If Enable Source is ticked the source produces sound otherwise it is skipped.
The Targets and Links panel is present for all source types. The list of available targets depends on the source type. Targets define source parameters that can be manipulated using controllers via links. Each target can have one or more links assigned. If more than one link is assigned their output values are multiplied together. For this reason links produce output values in the range 0 → 1. If no link is present an input value of 0 is used.
The last panel below changes according to the type of the selected source. See Synthesizers for an explanation of the parameters used.
Each rule can be assigned Effects to modify the produced sound. Effects are applied by the order in the list from top to bottom. Effects can be enabled and disabled. Effects have targets like sources to manipulate their targets.
Defines the synthesizer parameters and allows to test-play the synthesizer.
The Channels defines the number out channels the synthesizer produces sound for. For in-game speakers mono sound sources (1 channel) should be used. For menu music or in-game music stereo sound sources (2 channels) should be used. Multi-channel synthesizers are possible if the user has appropriate sound systems at his disposition. The support for such setups depends on the Audio Module used by the customer. You should not rely on such hardware to be present.
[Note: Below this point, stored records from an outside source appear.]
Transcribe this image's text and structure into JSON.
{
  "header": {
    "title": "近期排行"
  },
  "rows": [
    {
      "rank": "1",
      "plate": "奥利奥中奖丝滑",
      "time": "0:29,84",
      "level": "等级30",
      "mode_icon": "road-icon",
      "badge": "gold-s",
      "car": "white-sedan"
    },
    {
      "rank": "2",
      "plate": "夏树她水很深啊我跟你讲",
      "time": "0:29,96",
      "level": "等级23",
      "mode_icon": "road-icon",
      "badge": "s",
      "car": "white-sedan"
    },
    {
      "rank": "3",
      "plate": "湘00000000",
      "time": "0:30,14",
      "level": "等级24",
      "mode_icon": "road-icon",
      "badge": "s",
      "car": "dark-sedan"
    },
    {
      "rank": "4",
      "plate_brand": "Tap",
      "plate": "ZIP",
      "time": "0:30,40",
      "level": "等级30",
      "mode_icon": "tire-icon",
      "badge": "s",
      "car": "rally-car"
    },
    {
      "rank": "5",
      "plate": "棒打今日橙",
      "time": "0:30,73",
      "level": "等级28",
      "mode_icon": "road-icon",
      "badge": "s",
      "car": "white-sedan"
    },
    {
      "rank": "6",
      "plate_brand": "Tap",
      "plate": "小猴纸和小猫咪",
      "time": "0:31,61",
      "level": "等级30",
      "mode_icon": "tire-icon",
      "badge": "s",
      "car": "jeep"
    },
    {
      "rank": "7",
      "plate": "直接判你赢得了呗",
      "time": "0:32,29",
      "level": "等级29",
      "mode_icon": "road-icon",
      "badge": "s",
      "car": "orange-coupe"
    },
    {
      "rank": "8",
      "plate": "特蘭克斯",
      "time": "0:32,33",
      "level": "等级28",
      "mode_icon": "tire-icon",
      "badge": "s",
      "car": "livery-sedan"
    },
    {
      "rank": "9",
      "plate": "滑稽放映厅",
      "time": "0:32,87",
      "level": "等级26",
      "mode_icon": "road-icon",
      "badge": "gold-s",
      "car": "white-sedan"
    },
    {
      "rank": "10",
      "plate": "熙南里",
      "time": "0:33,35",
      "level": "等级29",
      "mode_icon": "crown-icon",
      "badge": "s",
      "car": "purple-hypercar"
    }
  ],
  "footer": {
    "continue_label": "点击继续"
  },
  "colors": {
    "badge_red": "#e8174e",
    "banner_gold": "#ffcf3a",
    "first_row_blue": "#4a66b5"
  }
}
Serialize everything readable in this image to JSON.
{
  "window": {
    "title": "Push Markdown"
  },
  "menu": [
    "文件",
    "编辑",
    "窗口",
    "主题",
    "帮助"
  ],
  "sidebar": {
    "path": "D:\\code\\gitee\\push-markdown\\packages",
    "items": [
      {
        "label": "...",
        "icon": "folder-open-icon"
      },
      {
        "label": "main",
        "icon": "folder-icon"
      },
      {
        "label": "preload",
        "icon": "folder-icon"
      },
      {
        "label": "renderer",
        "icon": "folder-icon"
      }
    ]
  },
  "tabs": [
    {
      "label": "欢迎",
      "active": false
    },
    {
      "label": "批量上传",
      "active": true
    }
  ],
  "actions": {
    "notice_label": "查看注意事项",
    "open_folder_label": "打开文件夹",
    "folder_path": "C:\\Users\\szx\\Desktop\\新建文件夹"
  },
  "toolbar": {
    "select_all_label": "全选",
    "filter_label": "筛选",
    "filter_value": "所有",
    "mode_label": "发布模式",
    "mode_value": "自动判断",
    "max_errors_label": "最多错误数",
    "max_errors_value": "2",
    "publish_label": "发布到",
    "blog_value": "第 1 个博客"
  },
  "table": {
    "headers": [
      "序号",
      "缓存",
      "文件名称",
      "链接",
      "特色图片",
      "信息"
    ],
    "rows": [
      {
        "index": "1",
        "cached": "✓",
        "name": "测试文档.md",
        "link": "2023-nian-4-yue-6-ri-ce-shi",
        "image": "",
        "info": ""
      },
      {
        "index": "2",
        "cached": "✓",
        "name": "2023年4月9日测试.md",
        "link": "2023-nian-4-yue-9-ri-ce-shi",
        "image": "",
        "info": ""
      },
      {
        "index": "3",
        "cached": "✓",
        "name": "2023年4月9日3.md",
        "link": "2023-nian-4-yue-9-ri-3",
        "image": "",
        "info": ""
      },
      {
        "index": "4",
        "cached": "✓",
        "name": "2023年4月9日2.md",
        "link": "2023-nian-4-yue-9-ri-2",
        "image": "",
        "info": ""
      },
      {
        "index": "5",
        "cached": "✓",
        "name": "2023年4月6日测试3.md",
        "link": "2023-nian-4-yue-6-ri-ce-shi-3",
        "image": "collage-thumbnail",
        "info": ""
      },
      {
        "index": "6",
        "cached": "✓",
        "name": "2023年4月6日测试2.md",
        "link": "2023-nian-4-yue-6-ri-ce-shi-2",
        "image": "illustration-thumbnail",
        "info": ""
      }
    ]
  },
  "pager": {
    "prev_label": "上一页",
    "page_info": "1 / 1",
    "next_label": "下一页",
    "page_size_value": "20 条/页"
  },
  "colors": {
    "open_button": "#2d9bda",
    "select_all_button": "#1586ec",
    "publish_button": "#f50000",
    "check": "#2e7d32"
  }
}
The Sample Rate defines the sample rate of the sound produced by the synthesizer. Typical values are 44100, 22050 and 11025. Recommended is 44100. Lower fidelity sound sources are useful to reduce file sizes and processing time but they introduce artefacts which are notice with certain sounds.
The Bytes Per Sample defines the count of bytes required to represent one sample. Typical values are 1 and 2. Recommended is 2. Lower fidelity sound sources are useful to reduce file sizes and processing time but they introduce artefacts which are notice with certain sounds.
Sound sources (*.ogg for example) have to match the synthesizer Channels, Sample Rate and Bytes per Sample. If they do not match the will be ignored.
The Sample Count defines the count of samples produced by the synthesizer. Synthesizers are always finite in length but can potentially loop forever. Changing the sample count recalculates the play time in seconds of the synthesizer.
The Play Time defines the length of the synthesizer in seconds. Changing the play time recalculates the sample count of the synthesizer.
The Playback / Testing controls playback to test the synthesizer using a speaker played in the editor.